Provided records:
··········
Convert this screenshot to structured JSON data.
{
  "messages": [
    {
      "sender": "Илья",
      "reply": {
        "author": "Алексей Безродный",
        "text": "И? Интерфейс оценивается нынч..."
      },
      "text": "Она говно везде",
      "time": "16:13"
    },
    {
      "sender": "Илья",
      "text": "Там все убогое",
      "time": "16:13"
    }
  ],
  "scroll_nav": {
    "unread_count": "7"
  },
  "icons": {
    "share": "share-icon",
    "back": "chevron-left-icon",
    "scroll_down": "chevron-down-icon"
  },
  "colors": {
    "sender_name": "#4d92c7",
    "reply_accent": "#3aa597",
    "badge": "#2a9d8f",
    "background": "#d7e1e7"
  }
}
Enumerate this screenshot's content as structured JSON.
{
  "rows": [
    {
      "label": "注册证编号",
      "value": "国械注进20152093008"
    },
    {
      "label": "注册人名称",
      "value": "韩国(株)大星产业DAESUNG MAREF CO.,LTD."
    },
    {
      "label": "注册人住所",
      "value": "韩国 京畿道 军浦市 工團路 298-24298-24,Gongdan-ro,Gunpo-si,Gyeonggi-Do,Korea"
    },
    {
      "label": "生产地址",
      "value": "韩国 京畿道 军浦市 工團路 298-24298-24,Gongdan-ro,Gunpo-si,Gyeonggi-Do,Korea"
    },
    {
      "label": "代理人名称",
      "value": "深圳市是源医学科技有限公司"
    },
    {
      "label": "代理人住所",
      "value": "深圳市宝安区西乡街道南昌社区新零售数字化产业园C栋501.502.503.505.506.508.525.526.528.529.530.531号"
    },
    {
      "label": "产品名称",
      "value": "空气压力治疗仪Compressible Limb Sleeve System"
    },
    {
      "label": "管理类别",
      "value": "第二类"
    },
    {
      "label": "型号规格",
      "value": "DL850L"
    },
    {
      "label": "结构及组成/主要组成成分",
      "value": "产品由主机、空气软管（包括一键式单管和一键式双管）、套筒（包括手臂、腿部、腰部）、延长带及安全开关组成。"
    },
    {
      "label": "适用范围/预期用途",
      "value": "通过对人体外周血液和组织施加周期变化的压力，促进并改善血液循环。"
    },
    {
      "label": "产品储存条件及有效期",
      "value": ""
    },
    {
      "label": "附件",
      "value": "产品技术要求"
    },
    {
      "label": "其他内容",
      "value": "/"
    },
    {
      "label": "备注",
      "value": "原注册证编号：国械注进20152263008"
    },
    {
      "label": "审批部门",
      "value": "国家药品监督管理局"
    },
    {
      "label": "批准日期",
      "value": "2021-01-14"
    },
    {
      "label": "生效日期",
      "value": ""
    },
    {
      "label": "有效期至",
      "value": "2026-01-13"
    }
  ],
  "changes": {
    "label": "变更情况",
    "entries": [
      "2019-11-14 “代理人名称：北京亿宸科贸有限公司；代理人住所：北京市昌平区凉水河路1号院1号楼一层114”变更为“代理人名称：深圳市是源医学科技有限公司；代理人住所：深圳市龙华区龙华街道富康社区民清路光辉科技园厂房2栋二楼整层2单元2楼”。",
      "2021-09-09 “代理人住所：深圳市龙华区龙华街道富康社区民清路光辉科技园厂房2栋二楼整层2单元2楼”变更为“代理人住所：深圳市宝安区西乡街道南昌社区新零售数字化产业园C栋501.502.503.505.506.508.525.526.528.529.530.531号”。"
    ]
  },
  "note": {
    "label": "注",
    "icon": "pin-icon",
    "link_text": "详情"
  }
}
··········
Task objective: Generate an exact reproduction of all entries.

The answer:
Convert this screenshot to structured JSON data.
{
  "messages": [
    {
      "sender": "Илья",
      "reply": {
        "author": "Алексей Безродный",
        "text": "И? Интерфейс оценивается нынч..."
      },
      "text": "Она говно везде",
      "time": "16:13"
    },
    {
      "sender": "Илья",
      "text": "Там все убогое",
      "time": "16:13"
    }
  ],
  "scroll_nav": {
    "unread_count": "7"
  },
  "icons": {
    "share": "share-icon",
    "back": "chevron-left-icon",
    "scroll_down": "chevron-down-icon"
  },
  "colors": {
    "sender_name": "#4d92c7",
    "reply_accent": "#3aa597",
    "badge": "#2a9d8f",
    "background": "#d7e1e7"
  }
}
Enumerate this screenshot's content as structured JSON.
{
  "rows": [
    {
      "label": "注册证编号",
      "value": "国械注进20152093008"
    },
    {
      "label": "注册人名称",
      "value": "韩国(株)大星产业DAESUNG MAREF CO.,LTD."
    },
    {
      "label": "注册人住所",
      "value": "韩国 京畿道 军浦市 工團路 298-24298-24,Gongdan-ro,Gunpo-si,Gyeonggi-Do,Korea"
    },
    {
      "label": "生产地址",
      "value": "韩国 京畿道 军浦市 工團路 298-24298-24,Gongdan-ro,Gunpo-si,Gyeonggi-Do,Korea"
    },
    {
      "label": "代理人名称",
      "value": "深圳市是源医学科技有限公司"
    },
    {
      "label": "代理人住所",
      "value": "深圳市宝安区西乡街道南昌社区新零售数字化产业园C栋501.502.503.505.506.508.525.526.528.529.530.531号"
    },
    {
      "label": "产品名称",
      "value": "空气压力治疗仪Compressible Limb Sleeve System"
    },
    {
      "label": "管理类别",
      "value": "第二类"
    },
    {
      "label": "型号规格",
      "value": "DL850L"
    },
    {
      "label": "结构及组成/主要组成成分",
      "value": "产品由主机、空气软管（包括一键式单管和一键式双管）、套筒（包括手臂、腿部、腰部）、延长带及安全开关组成。"
    },
    {
      "label": "适用范围/预期用途",
      "value": "通过对人体外周血液和组织施加周期变化的压力，促进并改善血液循环。"
    },
    {
      "label": "产品储存条件及有效期",
      "value": ""
    },
    {
      "label": "附件",
      "value": "产品技术要求"
    },
    {
      "label": "其他内容",
      "value": "/"
    },
    {
      "label": "备注",
      "value": "原注册证编号：国械注进20152263008"
    },
    {
      "label": "审批部门",
      "value": "国家药品监督管理局"
    },
    {
      "label": "批准日期",
      "value": "2021-01-14"
    },
    {
      "label": "生效日期",
      "value": ""
    },
    {
      "label": "有效期至",
      "value": "2026-01-13"
    }
  ],
  "changes": {
    "label": "变更情况",
    "entries": [
      "2019-11-14 “代理人名称：北京亿宸科贸有限公司；代理人住所：北京市昌平区凉水河路1号院1号楼一层114”变更为“代理人名称：深圳市是源医学科技有限公司；代理人住所：深圳市龙华区龙华街道富康社区民清路光辉科技园厂房2栋二楼整层2单元2楼”。",
      "2021-09-09 “代理人住所：深圳市龙华区龙华街道富康社区民清路光辉科技园厂房2栋二楼整层2单元2楼”变更为“代理人住所：深圳市宝安区西乡街道南昌社区新零售数字化产业园C栋501.502.503.505.506.508.525.526.528.529.530.531号”。"
    ]
  },
  "note": {
    "label": "注",
    "icon": "pin-icon",
    "link_text": "详情"
  }
}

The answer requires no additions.